One of the things you can say for Madagascar 3 is that it makes some really good use of 3D elements. There’s a particularly stellar sequence in which the animals do their circus act that is visually stunning, if simple. It is mostly a black background, but the flying characters and neon effects are amazing. You have to give it up to Dreamworks; it knows how to make animation really pop, even in the darker environment of the digital third dimension. It was very colorful consistently, even if I doubt you lose much by opting for the 2D showing.
It was also consistently entertaining. There were a few scenes that seemed slow, but only because they were the rare scenes that weren’t progressing at warp speed. There was always something going on in the movie, no doubt to make sure that kids stay entertained throughout. Just when things seemed to calm down, there would be another joke, pratfall, action set piece… something would be happening at all times, and that means that the film’s 85 minutes just flew by; the audience of children at my screening never seemed to get fussy, save for one or two scenes. That’s a minor miracle these days.

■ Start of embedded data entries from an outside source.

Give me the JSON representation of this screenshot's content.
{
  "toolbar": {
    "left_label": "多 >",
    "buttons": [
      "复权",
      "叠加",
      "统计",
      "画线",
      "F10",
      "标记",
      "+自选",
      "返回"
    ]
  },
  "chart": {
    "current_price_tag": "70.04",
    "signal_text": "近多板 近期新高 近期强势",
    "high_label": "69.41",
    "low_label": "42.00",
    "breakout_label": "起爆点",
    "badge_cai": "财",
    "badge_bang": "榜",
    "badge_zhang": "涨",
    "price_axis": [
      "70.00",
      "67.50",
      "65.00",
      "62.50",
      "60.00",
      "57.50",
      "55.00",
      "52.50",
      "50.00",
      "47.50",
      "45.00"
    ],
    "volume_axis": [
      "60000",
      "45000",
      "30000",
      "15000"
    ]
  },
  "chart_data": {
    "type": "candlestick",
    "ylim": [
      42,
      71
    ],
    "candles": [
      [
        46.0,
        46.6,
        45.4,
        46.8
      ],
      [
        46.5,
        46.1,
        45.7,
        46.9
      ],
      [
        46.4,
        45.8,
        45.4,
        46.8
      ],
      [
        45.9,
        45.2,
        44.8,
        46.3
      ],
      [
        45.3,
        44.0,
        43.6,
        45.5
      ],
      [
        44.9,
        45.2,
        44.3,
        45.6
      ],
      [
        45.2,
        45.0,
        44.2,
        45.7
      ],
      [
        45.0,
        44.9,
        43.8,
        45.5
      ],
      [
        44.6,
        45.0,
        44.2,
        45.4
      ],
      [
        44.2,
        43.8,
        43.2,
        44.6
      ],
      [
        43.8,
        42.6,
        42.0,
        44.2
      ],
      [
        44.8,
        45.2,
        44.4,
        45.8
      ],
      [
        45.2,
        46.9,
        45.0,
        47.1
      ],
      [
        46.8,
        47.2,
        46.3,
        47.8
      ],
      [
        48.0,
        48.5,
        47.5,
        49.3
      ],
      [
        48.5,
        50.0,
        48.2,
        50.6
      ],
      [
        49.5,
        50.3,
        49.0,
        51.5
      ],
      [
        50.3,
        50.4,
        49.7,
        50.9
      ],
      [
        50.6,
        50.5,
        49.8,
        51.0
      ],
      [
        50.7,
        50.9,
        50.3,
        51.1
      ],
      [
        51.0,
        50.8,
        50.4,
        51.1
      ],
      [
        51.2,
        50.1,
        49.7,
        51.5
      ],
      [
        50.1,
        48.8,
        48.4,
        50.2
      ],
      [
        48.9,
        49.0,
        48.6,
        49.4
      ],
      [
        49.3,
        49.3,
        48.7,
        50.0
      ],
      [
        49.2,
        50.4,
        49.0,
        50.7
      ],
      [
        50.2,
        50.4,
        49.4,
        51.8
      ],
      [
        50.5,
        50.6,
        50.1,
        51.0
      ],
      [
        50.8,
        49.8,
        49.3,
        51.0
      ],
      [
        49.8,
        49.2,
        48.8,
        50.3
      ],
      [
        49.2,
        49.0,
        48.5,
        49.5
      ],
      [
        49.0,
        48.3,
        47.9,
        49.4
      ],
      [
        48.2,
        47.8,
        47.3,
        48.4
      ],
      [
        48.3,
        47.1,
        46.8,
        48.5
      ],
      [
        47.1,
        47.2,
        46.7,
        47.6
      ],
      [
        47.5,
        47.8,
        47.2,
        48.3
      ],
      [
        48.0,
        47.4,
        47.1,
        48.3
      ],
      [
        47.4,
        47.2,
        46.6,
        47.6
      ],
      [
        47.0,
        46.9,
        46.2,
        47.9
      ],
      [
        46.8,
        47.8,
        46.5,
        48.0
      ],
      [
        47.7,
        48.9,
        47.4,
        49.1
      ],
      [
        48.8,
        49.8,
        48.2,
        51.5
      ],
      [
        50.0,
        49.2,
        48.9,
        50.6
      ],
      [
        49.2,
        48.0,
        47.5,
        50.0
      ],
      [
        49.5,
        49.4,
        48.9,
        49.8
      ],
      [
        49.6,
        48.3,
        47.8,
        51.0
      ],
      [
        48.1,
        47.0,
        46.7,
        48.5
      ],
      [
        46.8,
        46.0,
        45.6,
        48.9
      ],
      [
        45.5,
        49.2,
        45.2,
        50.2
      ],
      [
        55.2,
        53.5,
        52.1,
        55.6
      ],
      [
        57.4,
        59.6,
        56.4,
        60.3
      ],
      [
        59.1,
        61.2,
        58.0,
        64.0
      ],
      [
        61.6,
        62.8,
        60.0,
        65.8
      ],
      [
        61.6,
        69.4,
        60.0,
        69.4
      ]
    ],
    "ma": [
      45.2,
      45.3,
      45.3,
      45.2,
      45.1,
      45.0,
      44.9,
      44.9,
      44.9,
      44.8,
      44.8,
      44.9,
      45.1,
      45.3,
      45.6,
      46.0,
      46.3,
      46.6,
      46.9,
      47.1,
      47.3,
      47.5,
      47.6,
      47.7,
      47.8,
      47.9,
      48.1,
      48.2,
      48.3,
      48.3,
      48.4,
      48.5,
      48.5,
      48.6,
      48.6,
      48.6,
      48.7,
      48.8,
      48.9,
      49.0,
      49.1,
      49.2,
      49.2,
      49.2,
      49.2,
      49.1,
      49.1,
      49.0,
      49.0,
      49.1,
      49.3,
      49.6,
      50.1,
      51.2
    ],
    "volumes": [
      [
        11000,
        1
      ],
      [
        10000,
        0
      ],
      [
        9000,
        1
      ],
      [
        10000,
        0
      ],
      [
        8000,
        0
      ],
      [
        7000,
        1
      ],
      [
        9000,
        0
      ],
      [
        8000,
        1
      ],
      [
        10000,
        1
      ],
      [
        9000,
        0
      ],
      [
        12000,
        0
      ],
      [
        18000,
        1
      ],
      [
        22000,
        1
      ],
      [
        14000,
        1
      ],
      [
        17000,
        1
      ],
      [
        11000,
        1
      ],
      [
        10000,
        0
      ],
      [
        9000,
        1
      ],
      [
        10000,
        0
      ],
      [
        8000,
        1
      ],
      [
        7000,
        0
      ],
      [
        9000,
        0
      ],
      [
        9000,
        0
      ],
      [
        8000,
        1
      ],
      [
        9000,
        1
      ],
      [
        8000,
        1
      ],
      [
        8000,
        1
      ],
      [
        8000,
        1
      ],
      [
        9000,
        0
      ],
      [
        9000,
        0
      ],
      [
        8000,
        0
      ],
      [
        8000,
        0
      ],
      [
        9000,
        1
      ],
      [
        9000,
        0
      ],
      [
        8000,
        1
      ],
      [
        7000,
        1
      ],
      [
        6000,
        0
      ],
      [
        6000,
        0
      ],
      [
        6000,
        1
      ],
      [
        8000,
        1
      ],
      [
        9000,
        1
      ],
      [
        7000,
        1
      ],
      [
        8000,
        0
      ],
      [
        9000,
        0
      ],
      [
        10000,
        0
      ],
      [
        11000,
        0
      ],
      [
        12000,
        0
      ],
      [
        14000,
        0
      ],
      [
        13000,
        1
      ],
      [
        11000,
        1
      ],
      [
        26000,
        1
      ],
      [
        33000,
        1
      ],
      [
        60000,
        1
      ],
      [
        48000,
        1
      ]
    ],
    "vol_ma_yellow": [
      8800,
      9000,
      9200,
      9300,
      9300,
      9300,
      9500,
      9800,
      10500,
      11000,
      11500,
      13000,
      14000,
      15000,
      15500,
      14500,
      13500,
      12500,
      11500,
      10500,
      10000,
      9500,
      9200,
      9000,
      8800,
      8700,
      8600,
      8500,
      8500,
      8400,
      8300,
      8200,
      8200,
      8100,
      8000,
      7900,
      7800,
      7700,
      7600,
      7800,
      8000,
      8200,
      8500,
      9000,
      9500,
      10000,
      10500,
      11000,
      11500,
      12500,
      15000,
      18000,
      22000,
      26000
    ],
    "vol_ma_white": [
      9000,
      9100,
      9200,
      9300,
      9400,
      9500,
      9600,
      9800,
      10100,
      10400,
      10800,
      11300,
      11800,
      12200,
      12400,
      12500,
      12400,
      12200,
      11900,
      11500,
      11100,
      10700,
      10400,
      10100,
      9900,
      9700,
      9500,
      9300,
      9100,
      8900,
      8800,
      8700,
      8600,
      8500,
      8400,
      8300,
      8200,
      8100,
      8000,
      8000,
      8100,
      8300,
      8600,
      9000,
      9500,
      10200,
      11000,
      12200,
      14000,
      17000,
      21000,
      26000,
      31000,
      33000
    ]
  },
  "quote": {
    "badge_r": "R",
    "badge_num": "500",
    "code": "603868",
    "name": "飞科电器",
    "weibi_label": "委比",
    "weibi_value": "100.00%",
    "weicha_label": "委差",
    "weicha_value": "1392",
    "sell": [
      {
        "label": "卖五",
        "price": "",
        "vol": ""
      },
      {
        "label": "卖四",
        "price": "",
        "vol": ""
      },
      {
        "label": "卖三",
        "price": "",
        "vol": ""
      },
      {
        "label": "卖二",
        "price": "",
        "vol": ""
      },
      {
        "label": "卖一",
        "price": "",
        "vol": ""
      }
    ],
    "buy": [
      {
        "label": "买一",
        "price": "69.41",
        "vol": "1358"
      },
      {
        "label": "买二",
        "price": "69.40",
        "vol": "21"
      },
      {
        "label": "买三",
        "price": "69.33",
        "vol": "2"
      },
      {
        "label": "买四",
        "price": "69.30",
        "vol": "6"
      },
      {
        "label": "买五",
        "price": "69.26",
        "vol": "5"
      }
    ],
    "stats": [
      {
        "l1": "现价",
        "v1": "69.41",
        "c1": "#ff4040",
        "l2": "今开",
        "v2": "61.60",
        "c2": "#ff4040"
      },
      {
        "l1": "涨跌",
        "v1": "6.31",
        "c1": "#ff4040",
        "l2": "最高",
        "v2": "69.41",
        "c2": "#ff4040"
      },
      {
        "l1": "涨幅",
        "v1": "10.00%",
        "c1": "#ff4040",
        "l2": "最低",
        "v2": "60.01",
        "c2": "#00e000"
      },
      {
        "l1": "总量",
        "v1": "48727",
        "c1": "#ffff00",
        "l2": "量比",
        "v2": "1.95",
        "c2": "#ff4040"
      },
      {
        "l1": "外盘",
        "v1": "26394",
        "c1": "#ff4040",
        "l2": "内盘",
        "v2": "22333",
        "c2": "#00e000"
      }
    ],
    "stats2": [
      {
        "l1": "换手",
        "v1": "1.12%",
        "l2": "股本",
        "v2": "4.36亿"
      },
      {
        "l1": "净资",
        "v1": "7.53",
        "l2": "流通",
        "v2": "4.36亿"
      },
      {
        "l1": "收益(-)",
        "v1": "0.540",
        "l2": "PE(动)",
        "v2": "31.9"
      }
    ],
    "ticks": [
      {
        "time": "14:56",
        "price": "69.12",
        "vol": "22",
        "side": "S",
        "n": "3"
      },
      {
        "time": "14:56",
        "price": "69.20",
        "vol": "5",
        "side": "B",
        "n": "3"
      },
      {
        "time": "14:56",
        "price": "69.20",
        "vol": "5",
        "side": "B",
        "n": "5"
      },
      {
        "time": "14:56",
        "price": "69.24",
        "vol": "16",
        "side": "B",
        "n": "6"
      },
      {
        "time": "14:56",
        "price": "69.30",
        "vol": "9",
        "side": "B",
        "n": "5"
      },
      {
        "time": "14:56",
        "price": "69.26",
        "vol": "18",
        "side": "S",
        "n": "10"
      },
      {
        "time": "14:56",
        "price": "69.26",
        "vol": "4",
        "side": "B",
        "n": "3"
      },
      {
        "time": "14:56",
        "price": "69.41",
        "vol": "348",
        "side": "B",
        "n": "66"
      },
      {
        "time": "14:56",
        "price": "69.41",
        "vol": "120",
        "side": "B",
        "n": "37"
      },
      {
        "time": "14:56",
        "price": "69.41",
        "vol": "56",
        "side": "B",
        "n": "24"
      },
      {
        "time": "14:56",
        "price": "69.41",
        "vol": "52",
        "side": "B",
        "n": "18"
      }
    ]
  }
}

The end result is all the more impressive when you consider that there were three directors and three writers credited to the picture. The script, from Madagascar minder Eric Darnell and indie darlings Noah Baumbach (Fantastic Mr. Fox, Greenberg) is actually pretty sharp, dialog-wise. There are some very witty moments to reward adults, and some Madagascar goofiness to reward kids. It’s all over-the-top, but it shoots to entertain the entire time, and while the villain doesn’t really work most of the time, she has her moments.
The plot is paper-thin, but there are some good interaction scenes with Alex and company (and one really good joke for adults). The trio of directors are all Dreamworks animation stalwarts: Darnell, Tom McGrath (Megamind, the other Madagascars), and Conrad Vernon (Shrek 2, Monsters vs. Aliens). Hence, the machine-gun pacing.
The Madagascar series isn’t the most highly-regarded of Dreamworks animation, and Madagascar 3 won’t be changing that impression. Still, there’s a lot worse out there as far as animation goes, and it’s better than the most recent Pixar offering, Cars 2. (And how often can you say that?!) It’s far from brilliant, but there are enough moments to make it a good summer diversion for the kids.